The ubiquity and allure of screens surely play a large part in this — most American children have smartphones by the age of 11 — as does learning loss during the pandemic. But this isn’t the whole story. A survey just before the pandemic by the National Assessment of Educational Progress showed that the percentages of 9- and 13-year-olds who said they read daily for fun had dropped by double digits since 1984. I recently spoke with educators and librarians about this trend, and they gave many explanations, but one of the most compelling — and depressing — is rooted in how our education system teaches kids to relate to books….
In New York, where I was in public elementary school in the early ’80s, we did have state assessments that tested reading level and comprehension, but the focus was on reading as many books as possible and engaging emotionally with them as a way to develop the requisite skills. Now the focus on reading analytically seems to be squashing that organic enjoyment. Critical reading is an important skill, especially for a generation bombarded with information, much of it unreliable or deceptive. But this hyperfocus on analysis comes at a steep price: The love of books and storytelling is being lost. This disregard for story starts as early as elementary school. Take this requirement from the third-grade English-language-arts Common Core standard, used widely across the U.S.: “Determine the meaning of words and phrases as they are used in a text, distinguishing literal from nonliteral language….”

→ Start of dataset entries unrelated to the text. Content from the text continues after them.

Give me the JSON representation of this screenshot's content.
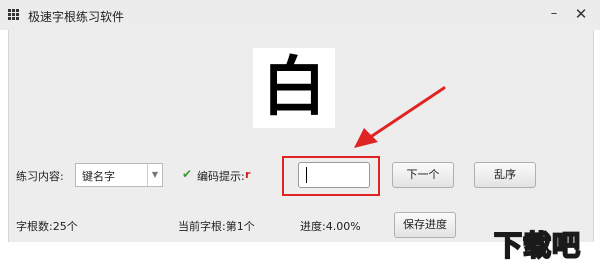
{
  "window": {
    "title": "极速字根练习软件",
    "min_glyph": "–",
    "close_glyph": "✕"
  },
  "display": {
    "character": "白"
  },
  "controls": {
    "practice_label": "练习内容:",
    "practice_value": "键名字",
    "hint_label": "编码提示:",
    "hint_code": "r",
    "answer_value": "",
    "next_button": "下一个",
    "shuffle_button": "乱序",
    "save_button": "保存进度"
  },
  "status": {
    "root_count": "字根数:25个",
    "current_root": "当前字根:第1个",
    "progress": "进度:4.00%"
  },
  "watermark": {
    "text": "下载吧"
  },
  "colors": {
    "annotation_red": "#e02424",
    "hint_red": "#d42020",
    "check_green": "#3a9a3a"
  },
  "icons": {
    "app": "grid-icon",
    "dropdown": "chevron-down-icon",
    "check": "checkmark-icon"
  }
}
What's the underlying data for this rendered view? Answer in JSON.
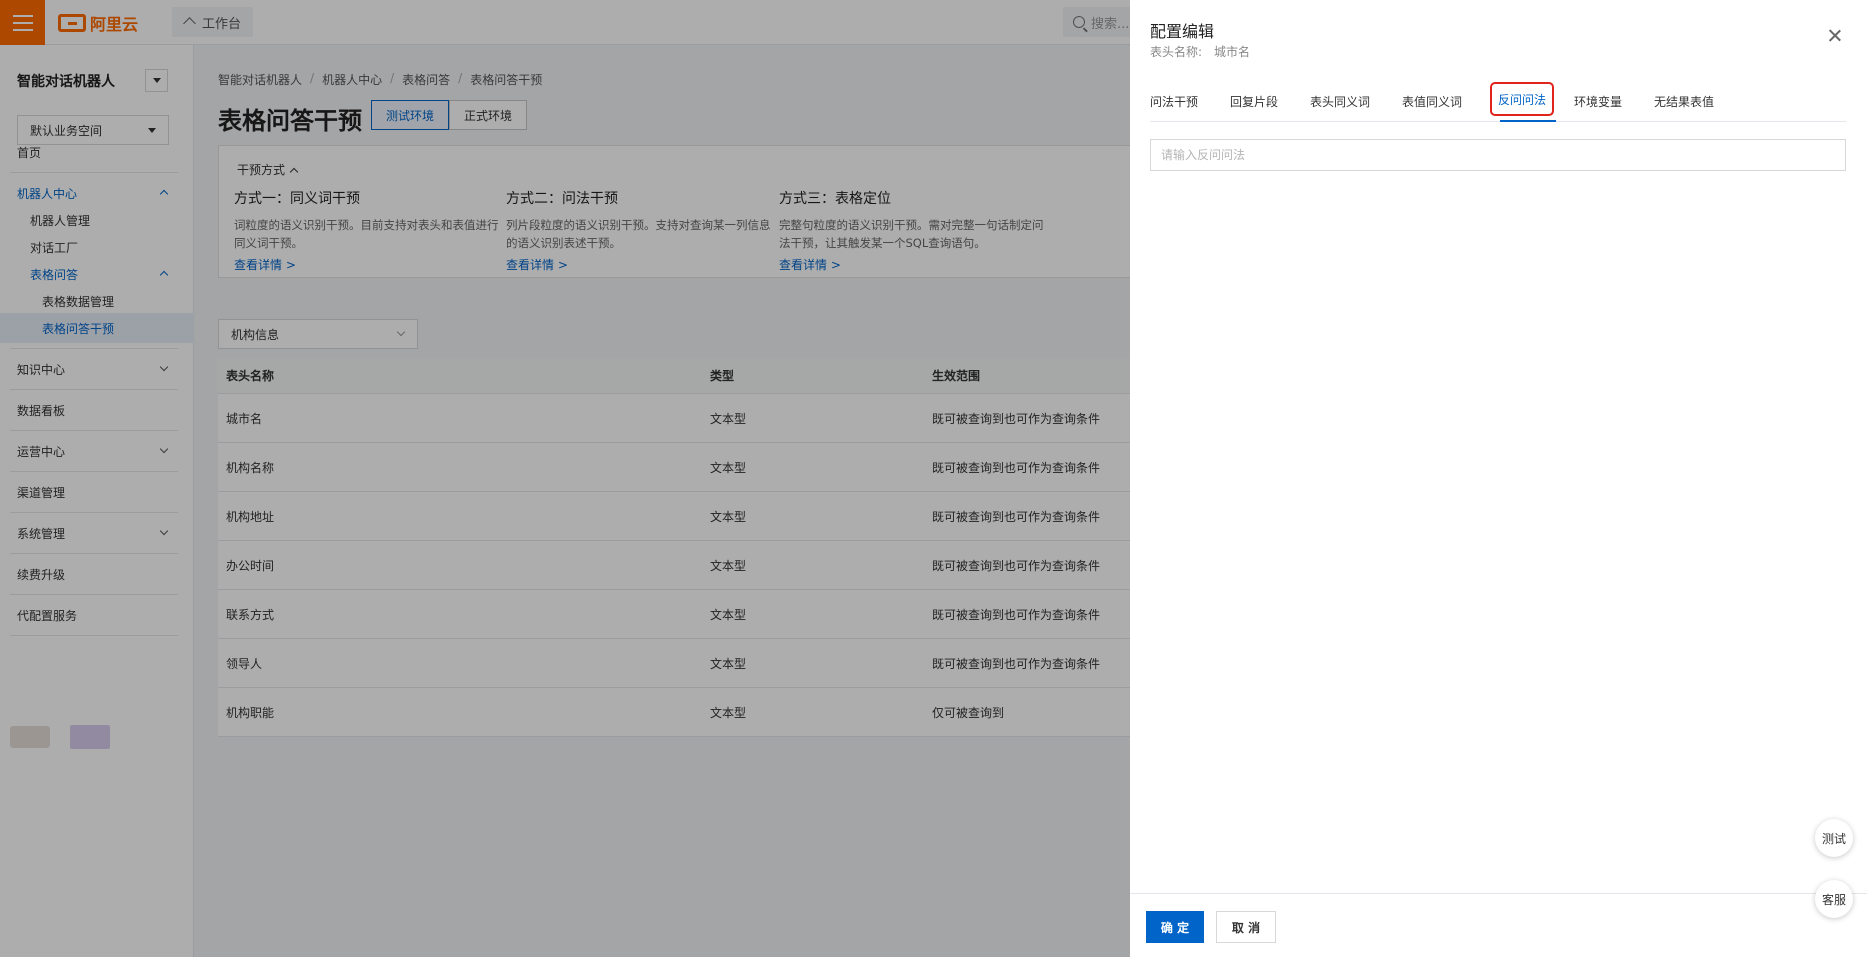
{
  "topbar": {
    "logo_text": "阿里云",
    "workbench_label": "工作台",
    "search_placeholder": "搜索..."
  },
  "sidebar": {
    "product_title": "智能对话机器人",
    "space_select": "默认业务空间",
    "items": [
      {
        "label": "首页"
      },
      {
        "label": "机器人中心"
      },
      {
        "label": "机器人管理"
      },
      {
        "label": "对话工厂"
      },
      {
        "label": "表格问答"
      },
      {
        "label": "表格数据管理"
      },
      {
        "label": "表格问答干预"
      },
      {
        "label": "知识中心"
      },
      {
        "label": "数据看板"
      },
      {
        "label": "运营中心"
      },
      {
        "label": "渠道管理"
      },
      {
        "label": "系统管理"
      },
      {
        "label": "续费升级"
      },
      {
        "label": "代配置服务"
      }
    ]
  },
  "main": {
    "breadcrumb": [
      "智能对话机器人",
      "机器人中心",
      "表格问答",
      "表格问答干预"
    ],
    "title": "表格问答干预",
    "env_tabs": [
      "测试环境",
      "正式环境"
    ],
    "intro": {
      "header": "干预方式",
      "methods": [
        {
          "title": "方式一：同义词干预",
          "desc": "词粒度的语义识别干预。目前支持对表头和表值进行同义词干预。",
          "link": "查看详情 >"
        },
        {
          "title": "方式二：问法干预",
          "desc": "列片段粒度的语义识别干预。支持对查询某一列信息的语义识别表述干预。",
          "link": "查看详情 >"
        },
        {
          "title": "方式三：表格定位",
          "desc": "完整句粒度的语义识别干预。需对完整一句话制定问法干预，让其触发某一个SQL查询语句。",
          "link": "查看详情 >"
        }
      ]
    },
    "filter_value": "机构信息",
    "table": {
      "headers": [
        "表头名称",
        "类型",
        "生效范围"
      ],
      "rows": [
        [
          "城市名",
          "文本型",
          "既可被查询到也可作为查询条件"
        ],
        [
          "机构名称",
          "文本型",
          "既可被查询到也可作为查询条件"
        ],
        [
          "机构地址",
          "文本型",
          "既可被查询到也可作为查询条件"
        ],
        [
          "办公时间",
          "文本型",
          "既可被查询到也可作为查询条件"
        ],
        [
          "联系方式",
          "文本型",
          "既可被查询到也可作为查询条件"
        ],
        [
          "领导人",
          "文本型",
          "既可被查询到也可作为查询条件"
        ],
        [
          "机构职能",
          "文本型",
          "仅可被查询到"
        ]
      ]
    }
  },
  "drawer": {
    "title": "配置编辑",
    "subtitle_label": "表头名称:",
    "subtitle_value": "城市名",
    "tabs": [
      "问法干预",
      "回复片段",
      "表头同义词",
      "表值同义词",
      "反问问法",
      "环境变量",
      "无结果表值"
    ],
    "active_tab": "反问问法",
    "input_placeholder": "请输入反问问法",
    "input_value": "",
    "ok_label": "确 定",
    "cancel_label": "取 消"
  },
  "floating": {
    "test_label": "测试",
    "service_label": "客服"
  },
  "colors": {
    "brand_orange": "#ff6a00",
    "primary_blue": "#0064c8",
    "highlight_red": "#e0241c"
  }
}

[A]s several educators explained to me, the advent of accountability laws and policies, starting with No Child Left Behind in 2001, and accompanying high-stakes assessments based on standards, be they Common Core or similar state alternatives, has put enormous pressure on instructors to teach to these tests at the expense of best practices…. [W]e need to get to the root of the problem, which is not about book lengths but the larger educational system. We can’t let tests control how teachers teach: Close reading may be easy to measure, but it’s not the way to get kids to fall in love with storytelling. Teachers need to be given the freedom to teach in developmentally appropriate ways, using books they know will excite and challenge kids.
“There’s a whole generation of kids who associate reading with assessment now,” librarian/public school teacher Jennifer LaGarde tells the Atlantic. And their article notes the problem doesn’t end after grade school.
“By middle school, not only is there even less time for activities such as class read-alouds, but instruction also continues to center heavily on passage analysis, said LaGarde, who taught that age group.”
Read more of this story at Slashdot.